## Work order
Below is a set of records; restate each one word for word.

## Given information
::::

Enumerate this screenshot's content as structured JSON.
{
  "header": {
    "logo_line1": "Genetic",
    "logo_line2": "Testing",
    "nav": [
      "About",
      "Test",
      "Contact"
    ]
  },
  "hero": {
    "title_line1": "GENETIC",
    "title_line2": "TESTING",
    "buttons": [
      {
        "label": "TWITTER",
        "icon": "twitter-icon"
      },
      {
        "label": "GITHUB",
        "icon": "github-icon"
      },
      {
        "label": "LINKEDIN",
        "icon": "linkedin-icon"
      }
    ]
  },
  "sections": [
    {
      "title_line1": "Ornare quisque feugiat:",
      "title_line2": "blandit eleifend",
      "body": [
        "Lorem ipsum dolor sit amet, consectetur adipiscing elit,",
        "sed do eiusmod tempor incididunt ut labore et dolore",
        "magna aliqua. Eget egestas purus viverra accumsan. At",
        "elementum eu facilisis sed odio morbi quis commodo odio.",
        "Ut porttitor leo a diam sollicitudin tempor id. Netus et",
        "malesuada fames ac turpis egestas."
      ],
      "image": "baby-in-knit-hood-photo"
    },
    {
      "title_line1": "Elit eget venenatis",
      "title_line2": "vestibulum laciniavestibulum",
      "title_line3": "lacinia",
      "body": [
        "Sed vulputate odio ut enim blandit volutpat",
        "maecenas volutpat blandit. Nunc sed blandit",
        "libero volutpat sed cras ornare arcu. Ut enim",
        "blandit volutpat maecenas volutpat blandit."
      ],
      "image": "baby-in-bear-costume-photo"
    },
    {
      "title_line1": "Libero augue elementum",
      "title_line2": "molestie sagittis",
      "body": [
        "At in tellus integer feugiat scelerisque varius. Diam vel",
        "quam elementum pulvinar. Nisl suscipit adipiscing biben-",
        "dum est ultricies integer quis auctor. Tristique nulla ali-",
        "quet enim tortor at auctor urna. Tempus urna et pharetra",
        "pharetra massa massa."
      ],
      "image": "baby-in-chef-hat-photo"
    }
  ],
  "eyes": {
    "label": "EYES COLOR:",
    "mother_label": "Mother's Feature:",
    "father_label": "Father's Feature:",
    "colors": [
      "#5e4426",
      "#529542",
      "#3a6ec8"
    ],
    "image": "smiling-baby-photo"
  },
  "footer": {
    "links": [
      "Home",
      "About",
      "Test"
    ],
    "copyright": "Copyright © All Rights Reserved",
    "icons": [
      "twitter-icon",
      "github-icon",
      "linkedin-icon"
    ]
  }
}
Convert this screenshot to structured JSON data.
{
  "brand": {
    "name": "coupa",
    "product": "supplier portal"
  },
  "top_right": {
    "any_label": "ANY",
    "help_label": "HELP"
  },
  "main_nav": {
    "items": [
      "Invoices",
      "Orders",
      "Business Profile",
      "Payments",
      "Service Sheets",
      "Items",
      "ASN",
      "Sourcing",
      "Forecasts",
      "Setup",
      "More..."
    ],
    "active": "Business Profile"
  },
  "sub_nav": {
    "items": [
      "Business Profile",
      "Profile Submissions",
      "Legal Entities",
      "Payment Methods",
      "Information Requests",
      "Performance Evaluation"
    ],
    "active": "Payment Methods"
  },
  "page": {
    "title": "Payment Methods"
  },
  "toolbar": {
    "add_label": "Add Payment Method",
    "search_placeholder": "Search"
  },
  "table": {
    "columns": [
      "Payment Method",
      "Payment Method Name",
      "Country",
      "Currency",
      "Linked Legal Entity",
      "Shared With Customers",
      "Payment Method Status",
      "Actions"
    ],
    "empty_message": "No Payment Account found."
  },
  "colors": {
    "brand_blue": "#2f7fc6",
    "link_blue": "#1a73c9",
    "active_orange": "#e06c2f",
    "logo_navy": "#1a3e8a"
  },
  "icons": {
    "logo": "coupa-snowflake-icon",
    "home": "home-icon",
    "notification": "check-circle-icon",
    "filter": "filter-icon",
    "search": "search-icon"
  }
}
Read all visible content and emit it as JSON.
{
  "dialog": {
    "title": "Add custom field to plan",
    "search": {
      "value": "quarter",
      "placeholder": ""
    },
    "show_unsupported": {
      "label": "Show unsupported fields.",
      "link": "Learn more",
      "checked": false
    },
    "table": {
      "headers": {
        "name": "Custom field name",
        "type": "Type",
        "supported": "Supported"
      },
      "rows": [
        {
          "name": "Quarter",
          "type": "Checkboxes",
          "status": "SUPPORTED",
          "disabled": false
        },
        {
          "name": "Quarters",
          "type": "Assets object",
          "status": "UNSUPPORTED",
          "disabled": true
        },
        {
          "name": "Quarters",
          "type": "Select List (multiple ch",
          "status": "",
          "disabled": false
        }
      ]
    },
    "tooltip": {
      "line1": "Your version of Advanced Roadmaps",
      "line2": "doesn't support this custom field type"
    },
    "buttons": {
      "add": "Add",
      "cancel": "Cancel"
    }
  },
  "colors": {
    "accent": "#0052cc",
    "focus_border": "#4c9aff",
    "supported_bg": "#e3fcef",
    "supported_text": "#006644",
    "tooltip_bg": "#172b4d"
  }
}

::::

## Answer area
Enumerate this screenshot's content as structured JSON.
{
  "header": {
    "logo_line1": "Genetic",
    "logo_line2": "Testing",
    "nav": [
      "About",
      "Test",
      "Contact"
    ]
  },
  "hero": {
    "title_line1": "GENETIC",
    "title_line2": "TESTING",
    "buttons": [
      {
        "label": "TWITTER",
        "icon": "twitter-icon"
      },
      {
        "label": "GITHUB",
        "icon": "github-icon"
      },
      {
        "label": "LINKEDIN",
        "icon": "linkedin-icon"
      }
    ]
  },
  "sections": [
    {
      "title_line1": "Ornare quisque feugiat:",
      "title_line2": "blandit eleifend",
      "body": [
        "Lorem ipsum dolor sit amet, consectetur adipiscing elit,",
        "sed do eiusmod tempor incididunt ut labore et dolore",
        "magna aliqua. Eget egestas purus viverra accumsan. At",
        "elementum eu facilisis sed odio morbi quis commodo odio.",
        "Ut porttitor leo a diam sollicitudin tempor id. Netus et",
        "malesuada fames ac turpis egestas."
      ],
      "image": "baby-in-knit-hood-photo"
    },
    {
      "title_line1": "Elit eget venenatis",
      "title_line2": "vestibulum laciniavestibulum",
      "title_line3": "lacinia",
      "body": [
        "Sed vulputate odio ut enim blandit volutpat",
        "maecenas volutpat blandit. Nunc sed blandit",
        "libero volutpat sed cras ornare arcu. Ut enim",
        "blandit volutpat maecenas volutpat blandit."
      ],
      "image": "baby-in-bear-costume-photo"
    },
    {
      "title_line1": "Libero augue elementum",
      "title_line2": "molestie sagittis",
      "body": [
        "At in tellus integer feugiat scelerisque varius. Diam vel",
        "quam elementum pulvinar. Nisl suscipit adipiscing biben-",
        "dum est ultricies integer quis auctor. Tristique nulla ali-",
        "quet enim tortor at auctor urna. Tempus urna et pharetra",
        "pharetra massa massa."
      ],
      "image": "baby-in-chef-hat-photo"
    }
  ],
  "eyes": {
    "label": "EYES COLOR:",
    "mother_label": "Mother's Feature:",
    "father_label": "Father's Feature:",
    "colors": [
      "#5e4426",
      "#529542",
      "#3a6ec8"
    ],
    "image": "smiling-baby-photo"
  },
  "footer": {
    "links": [
      "Home",
      "About",
      "Test"
    ],
    "copyright": "Copyright © All Rights Reserved",
    "icons": [
      "twitter-icon",
      "github-icon",
      "linkedin-icon"
    ]
  }
}
Convert this screenshot to structured JSON data.
{
  "brand": {
    "name": "coupa",
    "product": "supplier portal"
  },
  "top_right": {
    "any_label": "ANY",
    "help_label": "HELP"
  },
  "main_nav": {
    "items": [
      "Invoices",
      "Orders",
      "Business Profile",
      "Payments",
      "Service Sheets",
      "Items",
      "ASN",
      "Sourcing",
      "Forecasts",
      "Setup",
      "More..."
    ],
    "active": "Business Profile"
  },
  "sub_nav": {
    "items": [
      "Business Profile",
      "Profile Submissions",
      "Legal Entities",
      "Payment Methods",
      "Information Requests",
      "Performance Evaluation"
    ],
    "active": "Payment Methods"
  },
  "page": {
    "title": "Payment Methods"
  },
  "toolbar": {
    "add_label": "Add Payment Method",
    "search_placeholder": "Search"
  },
  "table": {
    "columns": [
      "Payment Method",
      "Payment Method Name",
      "Country",
      "Currency",
      "Linked Legal Entity",
      "Shared With Customers",
      "Payment Method Status",
      "Actions"
    ],
    "empty_message": "No Payment Account found."
  },
  "colors": {
    "brand_blue": "#2f7fc6",
    "link_blue": "#1a73c9",
    "active_orange": "#e06c2f",
    "logo_navy": "#1a3e8a"
  },
  "icons": {
    "logo": "coupa-snowflake-icon",
    "home": "home-icon",
    "notification": "check-circle-icon",
    "filter": "filter-icon",
    "search": "search-icon"
  }
}
Read all visible content and emit it as JSON.
{
  "dialog": {
    "title": "Add custom field to plan",
    "search": {
      "value": "quarter",
      "placeholder": ""
    },
    "show_unsupported": {
      "label": "Show unsupported fields.",
      "link": "Learn more",
      "checked": false
    },
    "table": {
      "headers": {
        "name": "Custom field name",
        "type": "Type",
        "supported": "Supported"
      },
      "rows": [
        {
          "name": "Quarter",
          "type": "Checkboxes",
          "status": "SUPPORTED",
          "disabled": false
        },
        {
          "name": "Quarters",
          "type": "Assets object",
          "status": "UNSUPPORTED",
          "disabled": true
        },
        {
          "name": "Quarters",
          "type": "Select List (multiple ch",
          "status": "",
          "disabled": false
        }
      ]
    },
    "tooltip": {
      "line1": "Your version of Advanced Roadmaps",
      "line2": "doesn't support this custom field type"
    },
    "buttons": {
      "add": "Add",
      "cancel": "Cancel"
    }
  },
  "colors": {
    "accent": "#0052cc",
    "focus_border": "#4c9aff",
    "supported_bg": "#e3fcef",
    "supported_text": "#006644",
    "tooltip_bg": "#172b4d"
  }
}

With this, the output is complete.